To solve the equation X + b = c we can apply the second rule.
If X + b = c then
X + b — b = c — b
X = c — b.
The next example is X +7 = 15
then X +7 — 7 = 15 — 7 and X = 8
Do not proceed until you perform some exercises to become comfortable using the first few rules of equations.
Practice 1. Solving the equations
Answers: page 19
Solutions: page 22
Solve for X:
1. X — 5 = 0
2. X +11 = 3
3. X — ab = 4
4. X — Y = Z
5. X — 2a = c
6. X +3ab = bc
7. X + k = 1 + k
8. X — ab = a — ab
9. X + c = c — b
10. X — 2a = a — ab
11. X + cb = 3cb — c
12. X — 5 + a = 2a — 5
13. X +3 — k = 6 — 3k
14. X — 1 — ab = ab — 1
15. X — a — b = a — b
16. X +2a — 3c = 3a — 2c
You can find the answers in appendix 1. If your answer is wrong try again.
If you can’t get the right answer read the solution in appendix 2.
Let’s solve the equation
4X — 5 = 15
You can apply the first rule.
4X — 5 +5 = 15 +5 then 4X = 20.
How can you find X? You can apply the fourth rule.
If you divide both sides of an equation by the same numbers, this equation will still be true.
4X / 4 = 20 / 4, then X = 5.
To solve equation
aX — b = c
Apply the first rule.
aX — b + b = c + b,
then aX = c + b
Now apply the fourth rule.
If aX = c + b, then aX / a = (c + b) / a
and X = (c + b) / a
Do not read any more until you perform some exercises.
Practice 2. Solving the equations
Answers: page 19
Solutions: page 24
Solve for X:
1. 2X — 3 = 5
2. 3X — 5 = 4
3. 5X +6 = 36
4. 8X — 5 = 43
5. 7X — 2 = 19
6. 4X +8 = 20
7. 6X — a = 2a
8. 2X + b = 13b
9. 7X +3a = a + b
10. 4X — 2a = 4 +2a
11. 4X — 3a = a
12. 3X — 2b = 6 — 14b
13. 6X — 2a = 24b — 20a
14. aX — 3a = ab — 2a
15. 2aX + ab = 2a — ab
16. 3aX — c = 3ac — 7c
Answers are in appendix 1.
Solutions are in appendix 2.
If you have such an equation to solve:
X/a — 5 = 6
Then apply the first rule:
X/a — 5 +5 = 6 +5
X/a = 6 +5
X/a = 11
Then apply the third rule.
X/a * a = 11 *a
X = 11a
Let’s solve the equation:
2X — 4b = 2bc
Apply the first rule:
2X — 4b +4b = 2bc +4b,
then 2X = 2bc +4b
Apply the third rule:
2X/ 2 = (2bc +4b) / 2
You should know how to divide a binomial by a monomial.
If you have forgotten it, you could find the rule by yourself. Can you write
(2bc+4b) /2 = 2bc/2 +4b/2? Yes, you can.

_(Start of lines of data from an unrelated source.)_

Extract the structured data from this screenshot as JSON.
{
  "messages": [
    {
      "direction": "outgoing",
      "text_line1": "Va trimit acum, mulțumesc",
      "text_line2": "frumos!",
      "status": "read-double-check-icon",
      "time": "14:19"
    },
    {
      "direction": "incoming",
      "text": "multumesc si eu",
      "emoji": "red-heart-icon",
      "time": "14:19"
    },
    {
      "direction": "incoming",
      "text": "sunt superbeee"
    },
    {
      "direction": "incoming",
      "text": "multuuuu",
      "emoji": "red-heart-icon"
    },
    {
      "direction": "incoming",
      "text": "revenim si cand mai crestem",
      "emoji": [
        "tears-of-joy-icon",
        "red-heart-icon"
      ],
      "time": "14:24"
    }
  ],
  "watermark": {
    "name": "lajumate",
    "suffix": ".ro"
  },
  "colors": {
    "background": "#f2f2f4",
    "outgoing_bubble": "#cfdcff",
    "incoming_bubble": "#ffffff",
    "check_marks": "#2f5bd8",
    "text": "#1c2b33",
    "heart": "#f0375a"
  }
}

Let us check. Suppose, c = 2 and b = 3.
To divide a binomial by 2, try to divide each monomial by 2
2*3*2/2 +4*3/2 = 12
Now try to solve the binomial first and then divide by 2
(2*3*2 +4*3) /2 then 24/2 = 12

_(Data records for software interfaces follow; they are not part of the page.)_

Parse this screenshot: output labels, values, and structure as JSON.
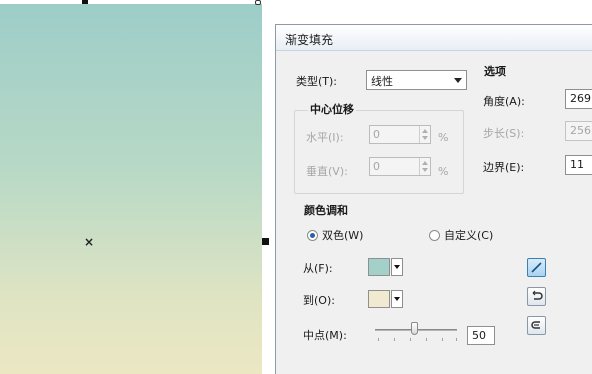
{
  "canvas": {
    "gradient_colors": {
      "top": "#9dcdc8",
      "bottom": "#ece7c3"
    },
    "center_marker": "×"
  },
  "dialog": {
    "title": "渐变填充",
    "type": {
      "label": "类型(T):",
      "value": "线性"
    },
    "center_offset": {
      "heading": "中心位移",
      "horizontal": {
        "label": "水平(I):",
        "value": "0",
        "unit": "%"
      },
      "vertical": {
        "label": "垂直(V):",
        "value": "0",
        "unit": "%"
      }
    },
    "options": {
      "heading": "选项",
      "angle": {
        "label": "角度(A):",
        "value": "269"
      },
      "steps": {
        "label": "步长(S):",
        "value": "256"
      },
      "edge_pad": {
        "label": "边界(E):",
        "value": "11"
      }
    },
    "color_blend": {
      "heading": "颜色调和",
      "two_color": {
        "label": "双色(W)",
        "selected": true
      },
      "custom": {
        "label": "自定义(C)",
        "selected": false
      },
      "from": {
        "label": "从(F):",
        "color": "#a4d0ca"
      },
      "to": {
        "label": "到(O):",
        "color": "#f1ead0"
      },
      "midpoint": {
        "label": "中点(M):",
        "value": "50"
      }
    },
    "blend_buttons": [
      "direct-blend-icon",
      "counterclockwise-blend-icon",
      "clockwise-blend-icon"
    ]
  }
}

We got the same answer. It means that
(a+ b) /2 = a/2 + b/2.
We discovered a rule: To divide a binomial by a number, divide each monomial
inside the binomial by that number. Come back to your equation.

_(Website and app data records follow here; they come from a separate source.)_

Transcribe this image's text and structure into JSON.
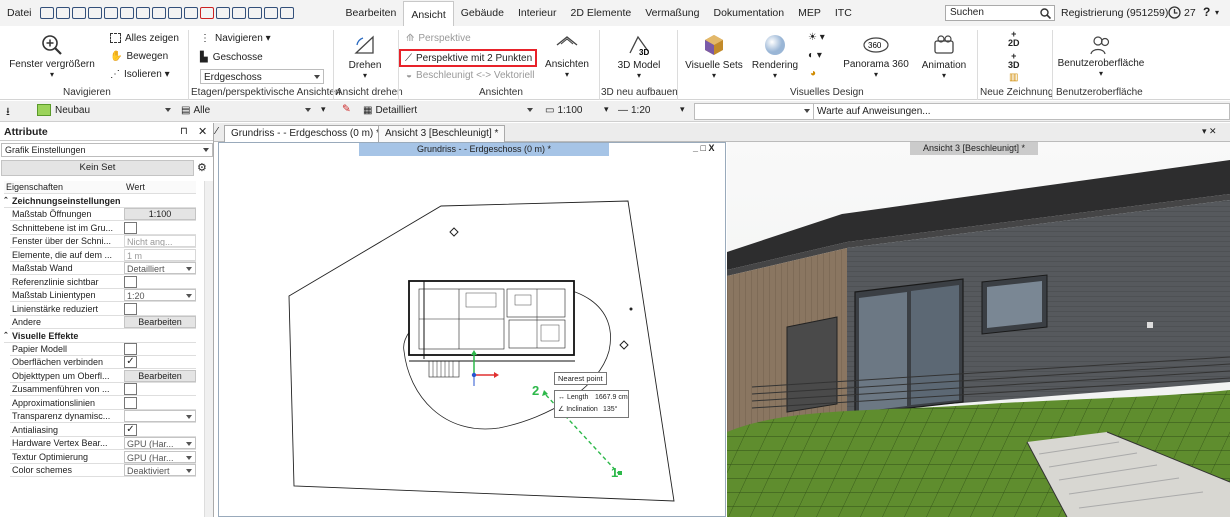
{
  "menubar": {
    "datei": "Datei",
    "tabs": [
      "Bearbeiten",
      "Ansicht",
      "Gebäude",
      "Interieur",
      "2D Elemente",
      "Vermaßung",
      "Dokumentation",
      "MEP",
      "ITC"
    ],
    "search_placeholder": "Suchen",
    "registration": "Registrierung (951259)",
    "clock_value": "27",
    "help": "?"
  },
  "ribbon": {
    "fenster_vergroessern": "Fenster vergrößern",
    "alles_zeigen": "Alles zeigen",
    "bewegen": "Bewegen",
    "isolieren": "Isolieren",
    "navigieren_btn": "Navigieren",
    "geschosse": "Geschosse",
    "erdgeschoss": "Erdgeschoss",
    "drehen": "Drehen",
    "perspektive": "Perspektive",
    "perspektive_2p": "Perspektive mit 2 Punkten",
    "beschleunigt": "Beschleunigt <-> Vektoriell",
    "ansichten": "Ansichten",
    "model_3d": "3D Model",
    "visuelle_sets": "Visuelle Sets",
    "rendering": "Rendering",
    "panorama": "Panorama 360",
    "animation": "Animation",
    "benutzeroberflaeche": "Benutzeroberfläche",
    "groups": {
      "navigieren": "Navigieren",
      "etagen": "Etagen/perspektivische Ansichten",
      "ansicht_drehen": "Ansicht drehen",
      "ansichten": "Ansichten",
      "neu_3d": "3D neu aufbauen",
      "visuelles_design": "Visuelles Design",
      "neue_zeichnung": "Neue Zeichnung",
      "benutzeroberflaeche": "Benutzeroberfläche"
    },
    "highlight_color": "#e8222a"
  },
  "toolbar": {
    "layer": "Neubau",
    "alle": "Alle",
    "detail": "Detailliert",
    "scale1": "1:100",
    "scale2": "1:20",
    "status": "Warte auf Anweisungen..."
  },
  "attributes": {
    "title": "Attribute",
    "pin_icon": "pin-icon",
    "close_icon": "close-icon",
    "dropdown": "Grafik Einstellungen",
    "set": "Kein Set",
    "col_prop": "Eigenschaften",
    "col_val": "Wert",
    "sections": [
      "Zeichnungseinstellungen",
      "Visuelle Effekte"
    ],
    "rows": [
      {
        "k": "Maßstab Öffnungen",
        "v": "1:100",
        "t": "btn"
      },
      {
        "k": "Schnittebene ist im Gru...",
        "v": "",
        "t": "chk"
      },
      {
        "k": "Fenster über der Schni...",
        "v": "Nicht ang...",
        "t": "ro"
      },
      {
        "k": "Elemente, die auf dem ...",
        "v": "1 m",
        "t": "ro"
      },
      {
        "k": "Maßstab Wand",
        "v": "Detailliert",
        "t": "drop"
      },
      {
        "k": "Referenzlinie sichtbar",
        "v": "",
        "t": "chk"
      },
      {
        "k": "Maßstab Linientypen",
        "v": "1:20",
        "t": "drop"
      },
      {
        "k": "Linienstärke reduziert",
        "v": "",
        "t": "chk"
      },
      {
        "k": "Andere",
        "v": "Bearbeiten",
        "t": "btn"
      },
      {
        "k": "Papier Modell",
        "v": "",
        "t": "chk"
      },
      {
        "k": "Oberflächen verbinden",
        "v": "✓",
        "t": "chk"
      },
      {
        "k": "Objekttypen um Oberfl...",
        "v": "Bearbeiten",
        "t": "btn"
      },
      {
        "k": "Zusammenführen von ...",
        "v": "",
        "t": "chk"
      },
      {
        "k": "Approximationslinien",
        "v": "",
        "t": "chk"
      },
      {
        "k": "Transparenz dynamisc...",
        "v": "",
        "t": "drop"
      },
      {
        "k": "Antialiasing",
        "v": "✓",
        "t": "chk"
      },
      {
        "k": "Hardware Vertex Bear...",
        "v": "GPU (Har...",
        "t": "drop"
      },
      {
        "k": "Textur Optimierung",
        "v": "GPU (Har...",
        "t": "drop"
      },
      {
        "k": "Color schemes",
        "v": "Deaktiviert",
        "t": "drop"
      }
    ]
  },
  "tabs": {
    "tab1": "Grundriss -  - Erdgeschoss (0 m) *",
    "tab2": "Ansicht 3 [Beschleunigt] *"
  },
  "viewport1": {
    "title": "Grundriss -  - Erdgeschoss (0 m) *",
    "controls": "_ □ X",
    "tooltip_title": "Nearest point",
    "length_label": "Length",
    "length_value": "1667.9 cm",
    "inclination_label": "Inclination",
    "inclination_value": "135°",
    "marker1": "1",
    "marker2": "2",
    "marker_color": "#2db84a"
  },
  "viewport2": {
    "title": "Ansicht 3 [Beschleunigt] *"
  }
}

2X = 2bc +4b. Then
2X / 2 = 2bc / 2 +4b / 2
Then X = bc +2b
You can factor out b and get
X = b (c +2)
Whenever you don’t know the rule, you can put any numbers in place of the letters and check equality. Discover rules by yourself.
Let us solve a more complicated equation:
Use the 2nd rule, subtract 5X from both sides:
5X — 5 — 5X = 50X — 5X
— 5 = 45X
or 45X = — 5
Divide both sides by 45
45X/45 = -5/45
X = — 1/9
The next equation:
Use the 3rd rule: multiply both sides of the equation by (a + b)
Apply the 2nd rule, subtract b from both sides of the equation:
b — bX — b =c (a + b) — b
Then -bX =c (a + b) -b Divide both sides by b:
To make this algebraic expression more beautiful, multiply the numerator and denominator by (-1).
You can do that because (-1) / (-1) = 1. If you multiply any number by 1 the number will not be changed.
The next equation:
— 2X = a — b
It is not convenient for you to have a minus in front of 2X.
You can change the equation into a more convenient form.
Let’s multiply both sides of the equation by -1
(-2X) (-1) = (a — b) (-1) then you get
2X = -a + b or 2X = b — a
Divide both sides by 2: